Summer 2017 has flown by…
I meant to write blog posts earlier about working with Hops as well as our very own Matt Gura (V&E, ’14), but he kept us busy! As a young farm manager, he isn’t too far removed from how it feels to be leaving school and wondering if the skills we have developed over 4 years will give us an edge over other applicants, so he knows what skills he would have liked starting out. This alone has made the internship at Hop Head Farms one of the most valuable experiences I have had. It has been the skills I’ve learned in this internship that have made me feel that I could go out into the workforce and be a strong candidate for an assistant manager position. Classwork can only take you so far in the field of Enology and Viticulture, at a certain point only experience can teach you what you need to know.
Day to Day Tasks:
Scouting for Pests, checking irrigation lines, laying out irrigation, training plants, pushing strings, fixing irrigation leaks, scouting for pests, fertigating, weeding, organizing, cost analyses of pesticide usage, mowing, drywalling (gotta love rainy weeks), planting, scouting for pests, measuring internode lengths, driving tractors, re-palleting boxes of hops, driving forklifts, scouting for pests, smelling hops, and scouting for pests!*
*(Any future hop head farm intern; read the above list and this pretty much sums up your entire summer.)
Most of these tasks are fairly self explanatory, but I’ll talk more about scouting for pests. As you may have gathered it was one of the more prominent tasks on our weekly list of things to do, but it was also one of the most important tasks that the interns were responsible for. Pest and pathogens if not monitored and controlled will overwhelm your crop faster than the blink of an eye (mild exaggeration). Downy mildew, powdery mildew, potato leaf hopper, aphids, red-spotted spider mites, hop looper, flea beetle, japanese beetles, and more all became a daily occurrence. Trying to estimate the economic injury level and how much more the yards could handle was really interesting and I was able to draw on knowledge from Grape Pest Management (which I believe I already mentioned in a previous post).
August 7, 2017 marked the beginning of harvest with Centennial. As anyone who has participated in a harvest you know that processing your product quickly and efficiently is necessary in maintaining quality. The second day of harvest was rough (as of 11/12/2017, nearly three months after I still feel it). Picking out leaves from centennial hops at 4:30am in the morning was nauseating, I came ever so close to throwing up. Now, when someone cracks open an IPA, double IPA, etc that memory comes roiling back, not an enjoyable association.
I was able to work with multispectral images to try and pinpoint problem areas within the hopyard. Using NDVI and other vegetation indices along with a healthy amount of ground scouting I attempted to discover the reason for variation between specific locations within a block of hops.
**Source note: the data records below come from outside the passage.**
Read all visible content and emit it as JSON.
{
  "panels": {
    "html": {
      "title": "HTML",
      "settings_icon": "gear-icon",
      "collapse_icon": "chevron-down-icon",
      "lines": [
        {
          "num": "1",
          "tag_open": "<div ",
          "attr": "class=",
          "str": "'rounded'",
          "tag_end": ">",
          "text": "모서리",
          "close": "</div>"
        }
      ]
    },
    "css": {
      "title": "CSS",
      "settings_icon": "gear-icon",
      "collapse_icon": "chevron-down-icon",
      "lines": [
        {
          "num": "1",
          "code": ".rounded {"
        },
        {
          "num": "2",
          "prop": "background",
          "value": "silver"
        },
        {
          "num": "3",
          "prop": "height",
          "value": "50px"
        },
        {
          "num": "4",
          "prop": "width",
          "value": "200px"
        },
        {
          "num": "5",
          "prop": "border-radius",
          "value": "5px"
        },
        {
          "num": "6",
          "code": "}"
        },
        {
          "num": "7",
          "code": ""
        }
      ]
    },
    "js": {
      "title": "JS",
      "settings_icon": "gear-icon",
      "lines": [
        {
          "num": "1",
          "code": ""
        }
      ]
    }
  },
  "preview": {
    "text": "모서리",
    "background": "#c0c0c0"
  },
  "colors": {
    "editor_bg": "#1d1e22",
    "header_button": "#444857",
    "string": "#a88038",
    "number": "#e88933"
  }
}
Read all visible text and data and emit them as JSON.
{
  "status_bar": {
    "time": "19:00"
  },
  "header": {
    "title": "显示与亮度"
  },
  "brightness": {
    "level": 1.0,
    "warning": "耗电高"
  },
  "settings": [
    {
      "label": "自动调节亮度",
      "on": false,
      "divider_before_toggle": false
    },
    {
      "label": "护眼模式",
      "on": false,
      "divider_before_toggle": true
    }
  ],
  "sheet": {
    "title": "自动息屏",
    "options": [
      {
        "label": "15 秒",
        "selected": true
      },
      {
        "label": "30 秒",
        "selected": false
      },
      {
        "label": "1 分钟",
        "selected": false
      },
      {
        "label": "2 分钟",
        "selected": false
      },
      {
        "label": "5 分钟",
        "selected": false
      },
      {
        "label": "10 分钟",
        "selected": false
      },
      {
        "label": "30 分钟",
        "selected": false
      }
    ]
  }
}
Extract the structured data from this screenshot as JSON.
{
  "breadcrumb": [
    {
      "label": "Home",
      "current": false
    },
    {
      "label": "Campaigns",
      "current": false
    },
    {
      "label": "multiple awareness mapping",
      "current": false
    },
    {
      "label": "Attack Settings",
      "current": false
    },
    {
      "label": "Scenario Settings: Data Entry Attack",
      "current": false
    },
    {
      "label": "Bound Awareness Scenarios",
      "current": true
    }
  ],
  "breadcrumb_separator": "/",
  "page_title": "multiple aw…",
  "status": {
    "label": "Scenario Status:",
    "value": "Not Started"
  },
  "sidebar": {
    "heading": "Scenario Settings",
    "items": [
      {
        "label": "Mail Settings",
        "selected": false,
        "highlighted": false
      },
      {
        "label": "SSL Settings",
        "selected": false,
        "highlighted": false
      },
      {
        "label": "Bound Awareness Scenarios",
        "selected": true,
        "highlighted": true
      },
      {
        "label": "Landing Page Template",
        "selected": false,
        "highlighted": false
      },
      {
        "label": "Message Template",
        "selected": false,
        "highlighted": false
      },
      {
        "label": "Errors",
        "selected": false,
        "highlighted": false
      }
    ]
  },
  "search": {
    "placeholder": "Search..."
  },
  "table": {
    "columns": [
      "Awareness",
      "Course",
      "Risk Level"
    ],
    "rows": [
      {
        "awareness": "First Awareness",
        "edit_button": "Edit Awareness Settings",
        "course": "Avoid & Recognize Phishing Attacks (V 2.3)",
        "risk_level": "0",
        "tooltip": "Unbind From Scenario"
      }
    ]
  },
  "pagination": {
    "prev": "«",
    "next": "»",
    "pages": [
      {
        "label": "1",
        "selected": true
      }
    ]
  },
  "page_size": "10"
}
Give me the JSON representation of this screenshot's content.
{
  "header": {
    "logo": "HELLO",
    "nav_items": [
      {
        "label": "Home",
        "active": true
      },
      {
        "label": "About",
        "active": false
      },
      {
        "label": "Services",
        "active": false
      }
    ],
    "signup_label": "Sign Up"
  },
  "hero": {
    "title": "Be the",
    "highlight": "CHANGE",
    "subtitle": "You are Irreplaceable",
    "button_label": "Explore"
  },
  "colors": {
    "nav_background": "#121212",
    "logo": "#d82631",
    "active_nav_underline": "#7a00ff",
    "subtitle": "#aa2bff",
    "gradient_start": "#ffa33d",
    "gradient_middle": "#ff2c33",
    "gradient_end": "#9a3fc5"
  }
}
Below are images from one of the farms:
Upper left being NDRE: (The normalized difference red edge index (NDRE) is a metric that can be used to analyse whether images obtained from multi-spectral image sensors contain healthy vegetation or not)
Upper right being NDVI: used to evaluate whether land has live vegetation or not.
Bottom right being DSM (digital surface model): essentially the elevation/terrain of an area.
I was able to use all of these images to go into the field and see areas that had issues, sometimes I was able to figure out what was going wrong but for the most part, the specific reason for variation remained a mystery.
Overall this was a phenomenal internship experience that I would highly suggest to anyone interested in growing a specialty crop!